Last weekend went to the Franklin Park Zoo. The zoo is located near Franklin Park in Boston and is one of my favorite places to photograph. Hope you like the photos.
The Franklin Park Zoo has more than 200 species of animals and is organized into 12 exhibits including the Giraffe Savannah, Kalahari Kingdom, Outback Trial, The Tiger Tales, and Tropical Forest. These exhibits house animals that reflect the name of their exhibit. For example, the Kalahari Kingdom houses African lions.
For this photo shoot took a Canon 1DX Mark II, Canon 500mm f/4L IS II lens (with an internal polarizer filter), Canon 50mm f/1.2L lens, Canon 2x extender III and a Really Right Stuff monopod (to hold the 500mm lens). The 500mm lens was used with a 2x extender so I could get tight shots of the animals. The long lens and wide aperture allowed me to photograph “through the fence” by focusing through an opening in the wire mesh of the fence, as well as helping to “compress” the image for added isolation of the subject. The 500mm lens also had the advantage of getting the animals attention, which I think helped with getting photographs of the animals looking right at me. The 50mm lens was used for photographs of the gorillas in the Tropical Forest exhibit. This is an indoor exhibit with low light, so used the lens at f/2.0 to maximize the balance between getting a sharp photo, a lot of light through the lens, and a wide aperture to isolate the subject.
Arrived at the zoo around 2.30 pm and headed to the Serengeti Crossing which contains zebra’s, ostriches, wildebeest, and water hogs.
Focussed on getting photographs of the zebra’s and had in mind a tight shot of a zebra with its head and body in black and white to emphasize its black stripes.
Then headed over to the Children’s Zoo for photos of the black-tailed prairie dogs. I found it best to photograph these animals from the left-side of the exhibit since you get a clear view without the perspex glass in the way. The prairie dogs are one of my favorite animals and its always fun to watch their playful behavior.

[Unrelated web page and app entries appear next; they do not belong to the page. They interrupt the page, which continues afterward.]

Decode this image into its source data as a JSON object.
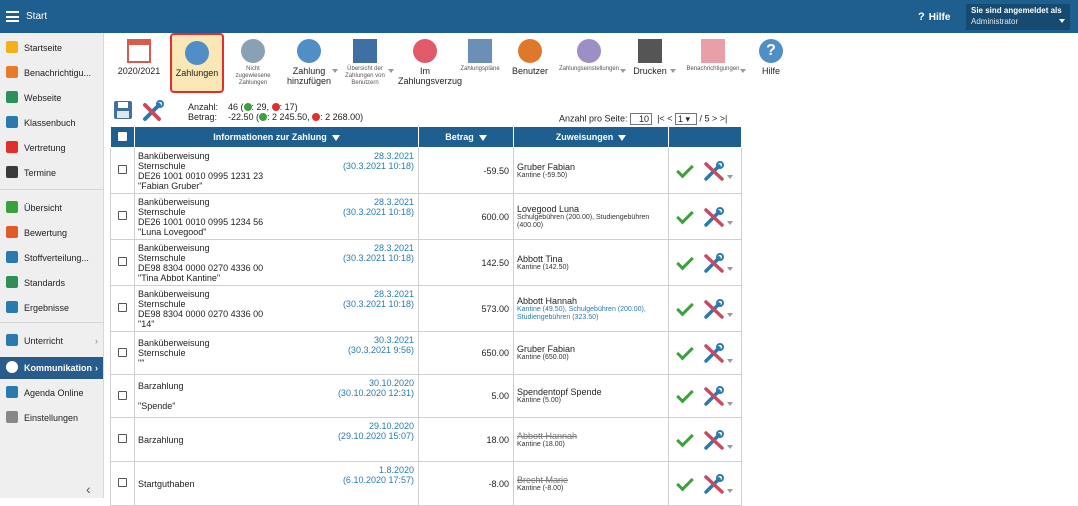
{
  "header": {
    "title": "Start",
    "help": "Hilfe",
    "user_line1": "Sie sind angemeldet als",
    "user_line2": "Administrator"
  },
  "sidebar": {
    "items": [
      {
        "label": "Startseite",
        "icon": "star-icon",
        "color": "#f2b11b"
      },
      {
        "label": "Benachrichtigu...",
        "icon": "mail-icon",
        "color": "#e87b2a"
      },
      {
        "label": "Webseite",
        "icon": "home-icon",
        "color": "#2d8f5a"
      },
      {
        "label": "Klassenbuch",
        "icon": "book-icon",
        "color": "#2a7ab0"
      },
      {
        "label": "Vertretung",
        "icon": "person-swap-icon",
        "color": "#e0302b"
      },
      {
        "label": "Termine",
        "icon": "calendar-icon",
        "color": "#3a3a3a"
      },
      {
        "label": "Übersicht",
        "icon": "check-circle-icon",
        "color": "#3ca03c"
      },
      {
        "label": "Bewertung",
        "icon": "rating-icon",
        "color": "#e05a2b"
      },
      {
        "label": "Stoffverteilung...",
        "icon": "layers-icon",
        "color": "#2a7ab0"
      },
      {
        "label": "Standards",
        "icon": "shield-icon",
        "color": "#2d8f5a"
      },
      {
        "label": "Ergebnisse",
        "icon": "chart-icon",
        "color": "#2a7ab0"
      },
      {
        "label": "Unterricht",
        "icon": "class-icon",
        "color": "#2a7ab0"
      },
      {
        "label": "Kommunikation",
        "icon": "chat-icon",
        "color": "#ffffff"
      },
      {
        "label": "Agenda Online",
        "icon": "agenda-icon",
        "color": "#2a7ab0"
      },
      {
        "label": "Einstellungen",
        "icon": "gear-icon",
        "color": "#888888"
      }
    ]
  },
  "toolbar": {
    "items": [
      {
        "label": "2020/2021",
        "icon": "calendar-icon",
        "small": false
      },
      {
        "label": "Zahlungen",
        "icon": "moneybag-icon",
        "small": false
      },
      {
        "label": "Nicht zugewiesene Zahlungen",
        "icon": "moneybag-question-icon",
        "small": true
      },
      {
        "label": "Zahlung hinzufügen",
        "icon": "moneybag-add-icon",
        "small": false
      },
      {
        "label": "Übersicht der Zahlungen von Benutzern",
        "icon": "ledger-icon",
        "small": true
      },
      {
        "label": "Im Zahlungsverzug",
        "icon": "moneybag-late-icon",
        "small": false
      },
      {
        "label": "Zahlungspläne",
        "icon": "plan-icon",
        "small": true
      },
      {
        "label": "Benutzer",
        "icon": "user-icon",
        "small": false
      },
      {
        "label": "Zahlungseinstellungen",
        "icon": "gear-icon",
        "small": true
      },
      {
        "label": "Drucken",
        "icon": "printer-icon",
        "small": false
      },
      {
        "label": "Benachrichtigungen",
        "icon": "phone-icon",
        "small": true
      },
      {
        "label": "Hilfe",
        "icon": "help-icon",
        "small": false
      }
    ]
  },
  "stats": {
    "count_label": "Anzahl:",
    "count": "46",
    "count_pos": "29,",
    "count_neg": "17)",
    "sum_label": "Betrag:",
    "sum": "-22.50",
    "sum_pos": "2 245.50,",
    "sum_neg": "2 268.00)"
  },
  "pager": {
    "per_page_label": "Anzahl pro Seite:",
    "per_page": "10",
    "first": "|<",
    "prev": "<",
    "page": "1",
    "of": "/ 5",
    "next": ">",
    "last": ">|"
  },
  "table": {
    "headers": {
      "info": "Informationen zur Zahlung",
      "amount": "Betrag",
      "assign": "Zuweisungen"
    },
    "rows": [
      {
        "info": "Banküberweisung\nSternschule\nDE26 1001 0010 0995 1231 23\n\"Fabian Gruber\"",
        "date": "28.3.2021",
        "date2": "(30.3.2021 10:18)",
        "amount": "-59.50",
        "name": "Gruber Fabian",
        "detail": "Kantine (-59.50)",
        "strike": false,
        "link": false
      },
      {
        "info": "Banküberweisung\nSternschule\nDE26 1001 0010 0995 1234 56\n\"Luna Lovegood\"",
        "date": "28.3.2021",
        "date2": "(30.3.2021 10:18)",
        "amount": "600.00",
        "name": "Lovegood Luna",
        "detail": "Schulgebühren (200.00), Studiengebühren (400.00)",
        "strike": false,
        "link": false
      },
      {
        "info": "Banküberweisung\nSternschule\nDE98 8304 0000 0270 4336 00\n\"Tina Abbot Kantine\"",
        "date": "28.3.2021",
        "date2": "(30.3.2021 10:18)",
        "amount": "142.50",
        "name": "Abbott Tina",
        "detail": "Kantine (142.50)",
        "strike": false,
        "link": false
      },
      {
        "info": "Banküberweisung\nSternschule\nDE98 8304 0000 0270 4336 00\n\"14\"",
        "date": "28.3.2021",
        "date2": "(30.3.2021 10:18)",
        "amount": "573.00",
        "name": "Abbott Hannah",
        "detail": "Kantine (49.50), Schulgebühren (200.00), Studiengebühren (323.50)",
        "strike": false,
        "link": true
      },
      {
        "info": "Banküberweisung\nSternschule\n\"\"",
        "date": "30.3.2021",
        "date2": "(30.3.2021 9:56)",
        "amount": "650.00",
        "name": "Gruber Fabian",
        "detail": "Kantine (650.00)",
        "strike": false,
        "link": false
      },
      {
        "info": "Barzahlung\n\n\"Spende\"",
        "date": "30.10.2020",
        "date2": "(30.10.2020 12:31)",
        "amount": "5.00",
        "name": "Spendentopf Spende",
        "detail": "Kantine (5.00)",
        "strike": false,
        "link": false
      },
      {
        "info": "Barzahlung",
        "date": "29.10.2020",
        "date2": "(29.10.2020 15:07)",
        "amount": "18.00",
        "name": "Abbott Hannah",
        "detail": "Kantine (18.00)",
        "strike": true,
        "link": false
      },
      {
        "info": "Startguthaben",
        "date": "1.8.2020",
        "date2": "(6.10.2020 17:57)",
        "amount": "-8.00",
        "name": "Brecht Marie",
        "detail": "Kantine (-8.00)",
        "strike": true,
        "link": false
      }
    ]
  }
}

The giraffe savannah was nearby by which has two Masai giraffes on display. For several minutes watched the giraffes so I could get an idea of their behavior and which parts of the enclosure they walked around before taking any photos. This way I had an idea where they would be relative to the light and shadows in the scene.
Next stop was the the Tiger Tales exhibit to see the beautiful Panthera tigris. This is a challenging exhibit to photograph at due to the glass that separates the animals from visitors to the zoo. However, you do get a great line of sight when the tiger sits on the platform in the middle of the exhibit and looks right at you.
On my way over to the Tropical Forest walked by the Outback Trail and noticed a red kangaroo sitting in the shade silhouetted by the mid-afternoon sunlight.
Upon entering the Tropical Forest exhibit I went over to see the Western lowland gorilla. Here I used the 50 mm lens and pushed the lens with hood right up against the glass to minimize reflections and artifacts caused by the glass lining this exhibit (next time I’ll bring a polarizer to minimize reflections). A lot of the time the gorillas would naturally stay away from the viewing glass, but their was one gorilla who liked to stay near the corner of one of the windows. So I sat on the floor and waited for the gorilla to return to this window, focused on its eye, and took its photograph at f/2.0. Its amazing to think that I was sitting mere feet from the world’s largest living primate, albeit with protective glass separating us.
Around 4.00 pm, the sun was getting lower in the sky, so head out of the Tropical Forest, and saw a beautiful wattled crane bathed in sunlight. Here I used the 500mm lens with the 2x extender and positioned the lens so I could photograph this bird between the large wire mesh of the fence.
Continued on my way to the Kalahari Kingdom to see the “king of the jungle” the African lion. At this time of day (around 5.15 pm), the lions were in the shade to the right of the enclosure. However, I noticed that one of the lions would move its head, and when it did, the sunlight would illuminate its head. So I waited for the lion to move its head and look right at me as the sunlight partially lit its face.
On my way out of the zoo I headed back over to the Children’s Zoo to see the red panda. The red panda was very hard to photograph since it continually moved around the exhibit and would spend little time in one position. I also think the red panda saw my 500mm lens and was naturally afraid of it. I guess it was thinking, “what is that thing”. After a while the red panda got used to me and I also got familiar with its behavior. I noticed that it would regularly climb the bamboo, so waited for this, since it allowed an unobstructed view of its face as it peered through the leaves.
With the zoo closing in a few minutes at 6.00 pm, I packed up my camera gear, and headed home. Had a great afternoon at the Franklin Park Zoo and will be back again. Thanks for taking the time to read this photo blog.